On the low-resource language side of the equation, Google implemented a back-translation scheme in Translate that augments parallel training data, where each sentence in a language is paired with its translation. (Machine translation traditionally relies on the statistics of corpora of paired sentences in both a source and a target language.) In this scheme, training data is automatically aligned with synthetic parallel data, such that the target text is natural language but the source is generated by a neural translation model. The result is that Translate takes advantage of the more abundant monolingual text data for training models, which Google says is especially helpful in increasing fluency.
Translate also now makes use of M4 modeling, where a single, giant model — M4 — translates among many languages and English. (M4 was first proposed in a paper last year that demonstrated it improved translation quality for over 30 low-resource languages after training on more than 25 billion sentence pairs from over 100 languages.) M4 modeling enabled transfer learning in Translate, so that insight gleaned through training on high-resource languages including French, German, and Spanish (which have billions of parallel examples) can be applied to the translation of low-resource languages like Yoruba, Sindhi, and Hawaiian (which have only tens of thousands of examples).
Translate has improved by at least 1 BLEU point per year since 2010, according to Google, but automatic machine translation is by no means a solved problem. Google concedes that even its enhanced models fall prey to errors including conflating different dialects of a language, producing overly literal translations, and poor performance on particular genres of subject matter and informal or spoken language.
The tech giant is attempting to address this in various ways, including through its Google Translate Community, a gamified program that recruits volunteers to help improve performance for low-resource languages by translating words and phrases or checking if translations are correct.
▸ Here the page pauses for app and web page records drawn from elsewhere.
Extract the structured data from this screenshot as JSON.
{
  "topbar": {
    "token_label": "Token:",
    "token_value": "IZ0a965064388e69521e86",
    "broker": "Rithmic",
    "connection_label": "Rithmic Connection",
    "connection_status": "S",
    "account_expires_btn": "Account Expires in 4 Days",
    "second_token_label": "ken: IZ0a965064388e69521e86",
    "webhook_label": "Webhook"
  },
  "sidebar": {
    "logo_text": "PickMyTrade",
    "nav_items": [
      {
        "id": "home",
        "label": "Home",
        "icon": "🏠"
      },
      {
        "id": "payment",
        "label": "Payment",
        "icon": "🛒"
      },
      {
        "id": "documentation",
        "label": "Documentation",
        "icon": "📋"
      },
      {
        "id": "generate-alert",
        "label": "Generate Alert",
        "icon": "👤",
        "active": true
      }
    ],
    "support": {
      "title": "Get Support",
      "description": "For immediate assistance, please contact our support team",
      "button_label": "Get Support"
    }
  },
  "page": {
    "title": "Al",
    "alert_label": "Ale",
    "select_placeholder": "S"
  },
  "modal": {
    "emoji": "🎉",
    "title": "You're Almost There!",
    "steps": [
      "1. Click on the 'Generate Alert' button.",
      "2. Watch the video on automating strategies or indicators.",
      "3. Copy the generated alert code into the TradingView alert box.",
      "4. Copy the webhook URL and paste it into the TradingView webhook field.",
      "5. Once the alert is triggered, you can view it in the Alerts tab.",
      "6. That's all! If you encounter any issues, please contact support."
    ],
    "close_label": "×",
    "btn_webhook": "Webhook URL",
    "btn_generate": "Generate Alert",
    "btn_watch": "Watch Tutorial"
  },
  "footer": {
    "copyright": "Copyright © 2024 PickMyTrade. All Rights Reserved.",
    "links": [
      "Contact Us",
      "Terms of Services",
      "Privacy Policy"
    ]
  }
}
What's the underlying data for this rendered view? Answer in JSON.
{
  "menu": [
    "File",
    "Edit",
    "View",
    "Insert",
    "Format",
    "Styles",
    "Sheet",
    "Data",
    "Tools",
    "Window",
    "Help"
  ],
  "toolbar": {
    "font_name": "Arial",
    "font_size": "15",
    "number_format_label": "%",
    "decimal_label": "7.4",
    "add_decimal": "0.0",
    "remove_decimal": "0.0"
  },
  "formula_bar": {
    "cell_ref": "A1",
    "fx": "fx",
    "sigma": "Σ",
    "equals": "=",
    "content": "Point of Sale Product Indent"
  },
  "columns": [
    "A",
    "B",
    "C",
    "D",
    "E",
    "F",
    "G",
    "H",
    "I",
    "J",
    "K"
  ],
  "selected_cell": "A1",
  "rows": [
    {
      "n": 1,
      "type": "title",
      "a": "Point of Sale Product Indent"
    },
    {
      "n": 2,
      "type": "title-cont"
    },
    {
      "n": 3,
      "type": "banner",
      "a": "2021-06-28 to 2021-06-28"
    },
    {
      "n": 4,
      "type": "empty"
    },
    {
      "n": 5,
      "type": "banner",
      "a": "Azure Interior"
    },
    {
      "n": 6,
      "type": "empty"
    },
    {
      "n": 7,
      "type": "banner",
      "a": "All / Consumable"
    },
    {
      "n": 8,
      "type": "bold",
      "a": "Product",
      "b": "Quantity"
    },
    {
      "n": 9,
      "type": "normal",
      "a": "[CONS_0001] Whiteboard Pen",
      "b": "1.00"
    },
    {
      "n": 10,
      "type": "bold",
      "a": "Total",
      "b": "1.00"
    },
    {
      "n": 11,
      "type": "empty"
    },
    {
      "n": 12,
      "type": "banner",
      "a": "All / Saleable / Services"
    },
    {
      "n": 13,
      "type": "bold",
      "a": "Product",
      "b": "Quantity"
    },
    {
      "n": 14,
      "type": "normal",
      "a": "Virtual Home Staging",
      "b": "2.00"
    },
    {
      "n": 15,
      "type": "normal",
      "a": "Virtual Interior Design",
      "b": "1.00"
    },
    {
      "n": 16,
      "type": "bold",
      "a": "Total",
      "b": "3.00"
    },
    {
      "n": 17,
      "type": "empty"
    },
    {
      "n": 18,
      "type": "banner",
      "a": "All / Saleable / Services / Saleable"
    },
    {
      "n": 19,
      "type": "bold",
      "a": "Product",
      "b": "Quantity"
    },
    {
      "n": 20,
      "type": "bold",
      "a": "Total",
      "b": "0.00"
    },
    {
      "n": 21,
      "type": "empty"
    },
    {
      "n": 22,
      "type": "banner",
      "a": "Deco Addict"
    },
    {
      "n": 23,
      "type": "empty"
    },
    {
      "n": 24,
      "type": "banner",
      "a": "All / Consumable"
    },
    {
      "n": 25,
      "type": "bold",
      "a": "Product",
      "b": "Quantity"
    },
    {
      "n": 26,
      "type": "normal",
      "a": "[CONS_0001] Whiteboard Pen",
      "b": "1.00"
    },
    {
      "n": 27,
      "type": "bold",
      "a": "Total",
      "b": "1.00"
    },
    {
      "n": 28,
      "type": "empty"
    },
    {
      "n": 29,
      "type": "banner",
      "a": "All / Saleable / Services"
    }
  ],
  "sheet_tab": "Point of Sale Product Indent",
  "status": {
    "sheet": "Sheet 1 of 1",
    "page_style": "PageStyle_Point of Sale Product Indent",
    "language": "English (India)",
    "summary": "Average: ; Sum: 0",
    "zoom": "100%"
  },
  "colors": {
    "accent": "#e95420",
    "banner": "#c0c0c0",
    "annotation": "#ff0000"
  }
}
Just in February, the program, in tandem with emerging machine learning techniques, led to the addition in Translate of five languages spoken by a combined 75 million people: Kinyarwanda, Odia (Oriya), Tatar, Turkmen, and Uyghur (Uighur).
Google isn’t alone in its pursuit of a truly universal translator. In August 2018, Facebook revealed an AI model that uses a combination of word-for-word translations, language models, and back-translations to outperform systems for language pairings. More recently, MIT Computer Science and Artificial Intelligence Laboratory researchers presented an unsupervised model — i.e., a model that learns from test data that hasn’t been explicitly labeled or categorized — that can translate between texts in two languages without direct translational data between the two.
In a statement, Google diplomatically said it’s “grateful” for the machine translation research in “academia and industry,” some of which informed its own work. “We accomplished [Google Translate’s recent improvements] by synthesizing and expanding a variety of recent advances,” wrote the company. “[W]ith this update, we are proud to provide automatic translations that are relatively coherent, even for the lowest-resource of the 108 supported languages.”